__What needs to be done__
Would it be possible to write out each entry below exactly, without the pictures?

__Recorded data__
========================================
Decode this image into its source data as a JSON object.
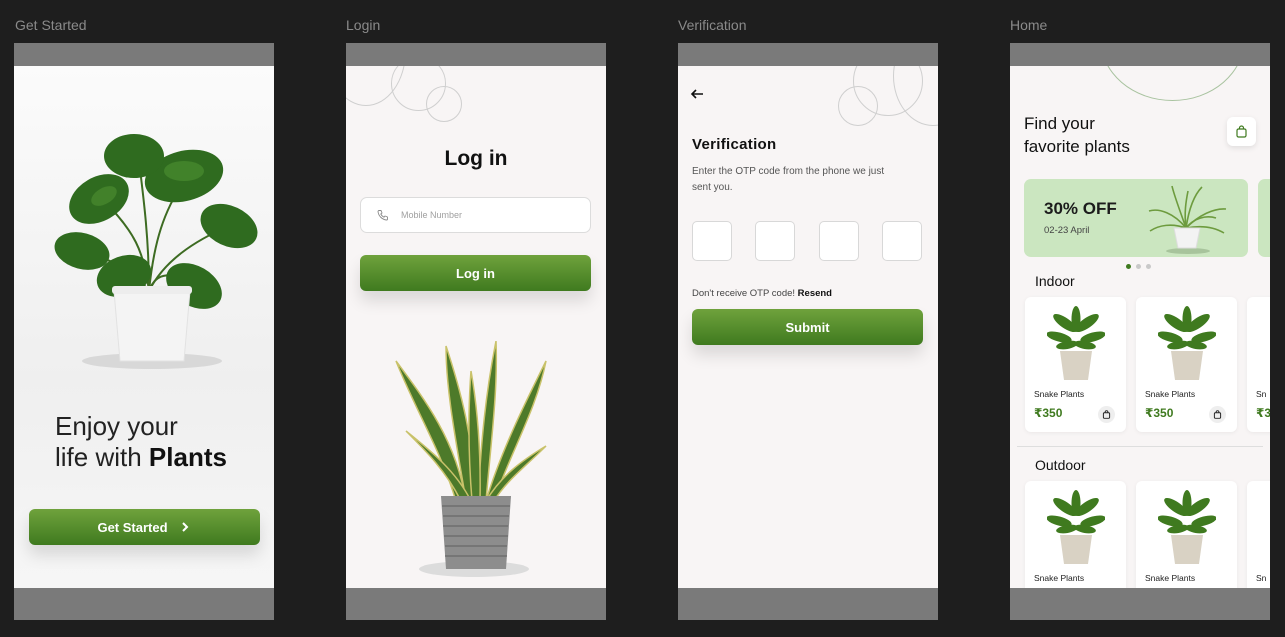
{
  "frames": {
    "get_started": {
      "label": "Get Started",
      "headline_line1": "Enjoy your",
      "headline_line2_prefix": "life with ",
      "headline_bold": "Plants",
      "cta_label": "Get Started",
      "cta_icon": "chevron-right-icon"
    },
    "login": {
      "label": "Login",
      "title": "Log in",
      "phone_placeholder": "Mobile Number",
      "phone_icon": "phone-icon",
      "login_button": "Log in"
    },
    "verification": {
      "label": "Verification",
      "back_icon": "arrow-left-icon",
      "title": "Verification",
      "description": "Enter the OTP code from the phone we just sent you.",
      "otp_digits": [
        "",
        "",
        "",
        ""
      ],
      "resend_prompt": "Don't receive OTP code! ",
      "resend_link": "Resend",
      "submit_button": "Submit"
    },
    "home": {
      "label": "Home",
      "title_line1": "Find your",
      "title_line2": "favorite plants",
      "cart_icon": "shopping-bag-icon",
      "promo": {
        "title": "30% OFF",
        "date": "02-23 April"
      },
      "carousel_active_index": 0,
      "indoor_title": "Indoor",
      "indoor_products": [
        {
          "name": "Snake Plants",
          "price": "₹350"
        },
        {
          "name": "Snake Plants",
          "price": "₹350"
        },
        {
          "name": "Snake Plants",
          "price": "₹3"
        }
      ],
      "outdoor_title": "Outdoor",
      "outdoor_products": [
        {
          "name": "Snake Plants"
        },
        {
          "name": "Snake Plants"
        },
        {
          "name": "Sn"
        }
      ]
    }
  },
  "colors": {
    "brand_green": "#3f7a1f",
    "brand_green_light": "#6fa23c",
    "promo_bg": "#cbe6c0",
    "canvas_bg": "#1e1e1e"
  }
}
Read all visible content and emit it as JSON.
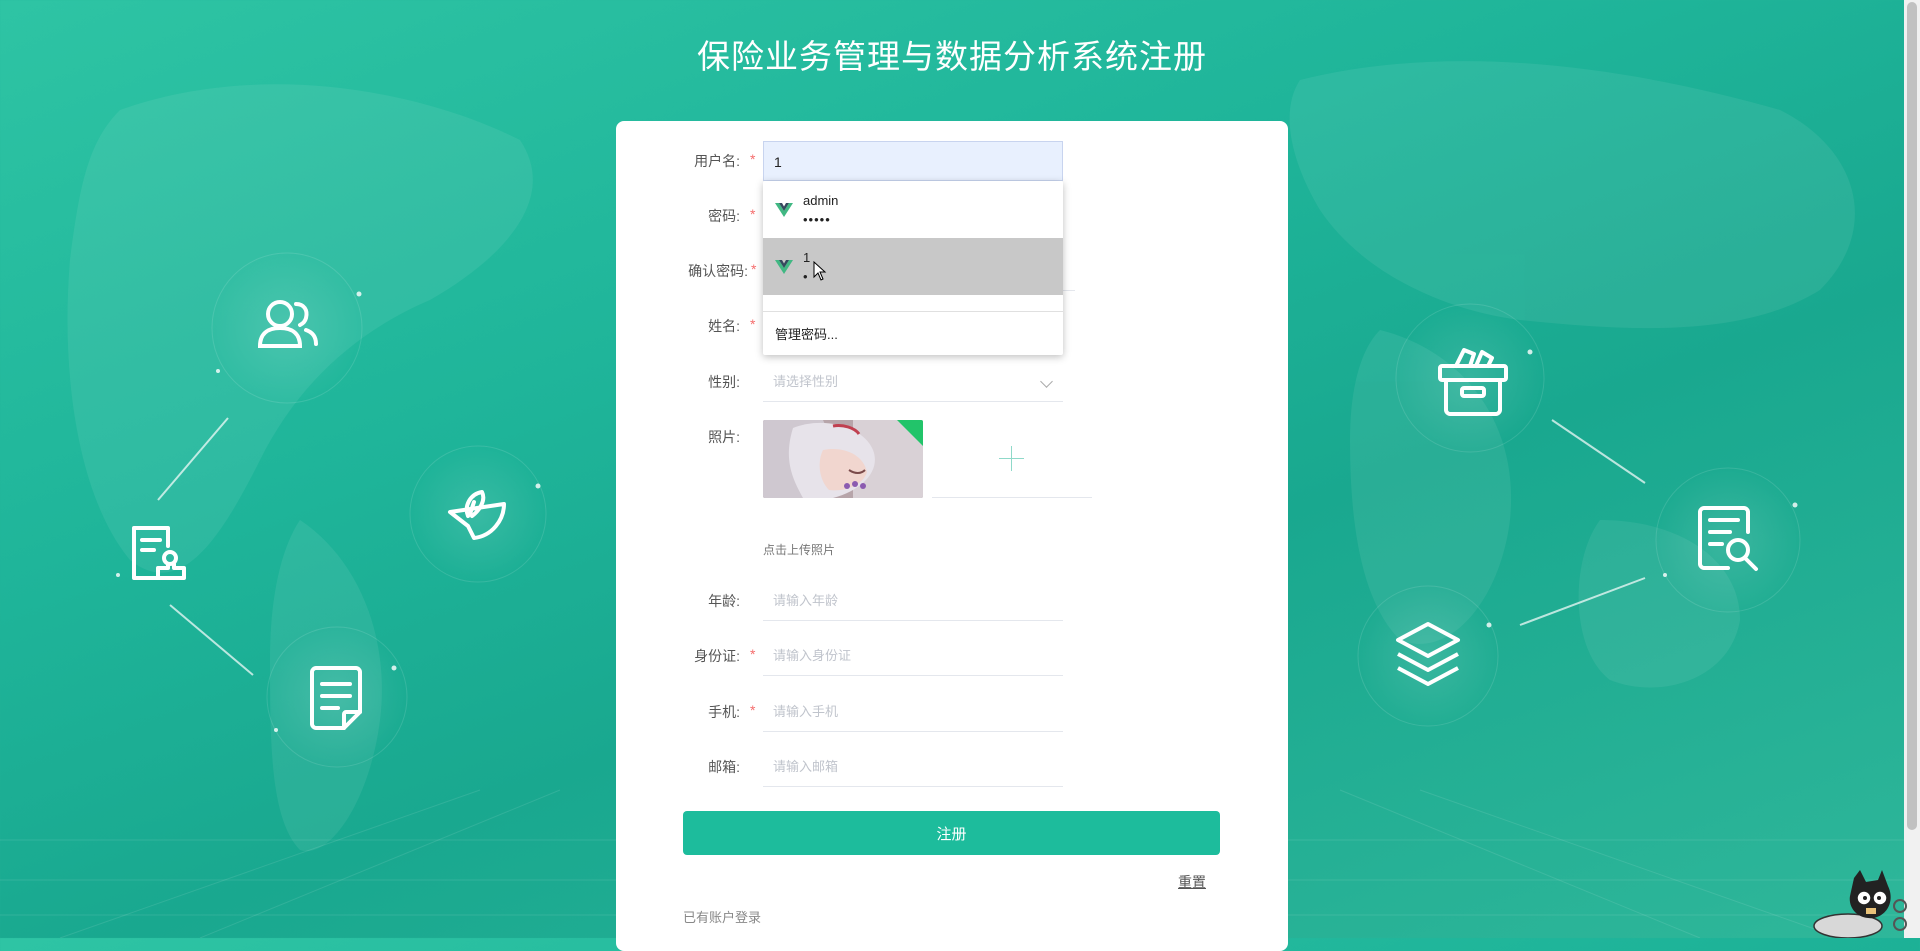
{
  "page": {
    "title": "保险业务管理与数据分析系统注册"
  },
  "form": {
    "username": {
      "label": "用户名:",
      "value": "1",
      "required": true
    },
    "password": {
      "label": "密码:",
      "required": true
    },
    "confirm_password": {
      "label": "确认密码:",
      "required": true
    },
    "name": {
      "label": "姓名:",
      "required": true
    },
    "gender": {
      "label": "性别:",
      "placeholder": "请选择性别"
    },
    "photo": {
      "label": "照片:",
      "tip": "点击上传照片"
    },
    "age": {
      "label": "年龄:",
      "placeholder": "请输入年龄"
    },
    "id_card": {
      "label": "身份证:",
      "placeholder": "请输入身份证",
      "required": true
    },
    "phone": {
      "label": "手机:",
      "placeholder": "请输入手机",
      "required": true
    },
    "email": {
      "label": "邮箱:",
      "placeholder": "请输入邮箱"
    },
    "submit_label": "注册",
    "reset_label": "重置",
    "login_link": "已有账户登录",
    "required_mark": "*"
  },
  "autofill": {
    "items": [
      {
        "username": "admin",
        "password_mask": "•••••"
      },
      {
        "username": "1",
        "password_mask": "•"
      }
    ],
    "manage_label": "管理密码..."
  },
  "colors": {
    "primary": "#1dbc9c",
    "background": "#23b89a",
    "required": "#f56c6c",
    "autofill_bg": "#e8f0fe"
  },
  "icons": [
    "users-icon",
    "document-stamp-icon",
    "hand-leaf-icon",
    "document-icon",
    "archive-box-icon",
    "document-search-icon",
    "layers-icon",
    "vue-logo-icon"
  ]
}
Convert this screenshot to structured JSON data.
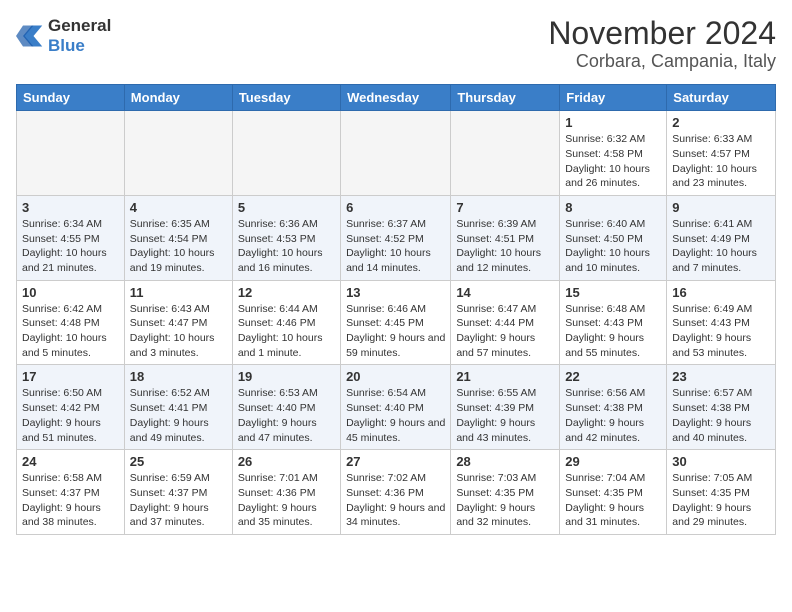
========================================
__Expected answer__
Decode this image into its source data as a JSON object.
{
  "frames": {
    "get_started": {
      "label": "Get Started",
      "headline_line1": "Enjoy your",
      "headline_line2_prefix": "life with ",
      "headline_bold": "Plants",
      "cta_label": "Get Started",
      "cta_icon": "chevron-right-icon"
    },
    "login": {
      "label": "Login",
      "title": "Log in",
      "phone_placeholder": "Mobile Number",
      "phone_icon": "phone-icon",
      "login_button": "Log in"
    },
    "verification": {
      "label": "Verification",
      "back_icon": "arrow-left-icon",
      "title": "Verification",
      "description": "Enter the OTP code from the phone we just sent you.",
      "otp_digits": [
        "",
        "",
        "",
        ""
      ],
      "resend_prompt": "Don't receive OTP code! ",
      "resend_link": "Resend",
      "submit_button": "Submit"
    },
    "home": {
      "label": "Home",
      "title_line1": "Find your",
      "title_line2": "favorite plants",
      "cart_icon": "shopping-bag-icon",
      "promo": {
        "title": "30% OFF",
        "date": "02-23 April"
      },
      "carousel_active_index": 0,
      "indoor_title": "Indoor",
      "indoor_products": [
        {
          "name": "Snake Plants",
          "price": "₹350"
        },
        {
          "name": "Snake Plants",
          "price": "₹350"
        },
        {
          "name": "Snake Plants",
          "price": "₹3"
        }
      ],
      "outdoor_title": "Outdoor",
      "outdoor_products": [
        {
          "name": "Snake Plants"
        },
        {
          "name": "Snake Plants"
        },
        {
          "name": "Sn"
        }
      ]
    }
  },
  "colors": {
    "brand_green": "#3f7a1f",
    "brand_green_light": "#6fa23c",
    "promo_bg": "#cbe6c0",
    "canvas_bg": "#1e1e1e"
  }
}
Read all visible content and emit it as JSON.
{
  "page": {
    "title": "保险业务管理与数据分析系统注册"
  },
  "form": {
    "username": {
      "label": "用户名:",
      "value": "1",
      "required": true
    },
    "password": {
      "label": "密码:",
      "required": true
    },
    "confirm_password": {
      "label": "确认密码:",
      "required": true
    },
    "name": {
      "label": "姓名:",
      "required": true
    },
    "gender": {
      "label": "性别:",
      "placeholder": "请选择性别"
    },
    "photo": {
      "label": "照片:",
      "tip": "点击上传照片"
    },
    "age": {
      "label": "年龄:",
      "placeholder": "请输入年龄"
    },
    "id_card": {
      "label": "身份证:",
      "placeholder": "请输入身份证",
      "required": true
    },
    "phone": {
      "label": "手机:",
      "placeholder": "请输入手机",
      "required": true
    },
    "email": {
      "label": "邮箱:",
      "placeholder": "请输入邮箱"
    },
    "submit_label": "注册",
    "reset_label": "重置",
    "login_link": "已有账户登录",
    "required_mark": "*"
  },
  "autofill": {
    "items": [
      {
        "username": "admin",
        "password_mask": "•••••"
      },
      {
        "username": "1",
        "password_mask": "•"
      }
    ],
    "manage_label": "管理密码..."
  },
  "colors": {
    "primary": "#1dbc9c",
    "background": "#23b89a",
    "required": "#f56c6c",
    "autofill_bg": "#e8f0fe"
  },
  "icons": [
    "users-icon",
    "document-stamp-icon",
    "hand-leaf-icon",
    "document-icon",
    "archive-box-icon",
    "document-search-icon",
    "layers-icon",
    "vue-logo-icon"
  ]
}
Convert this screenshot to structured JSON data.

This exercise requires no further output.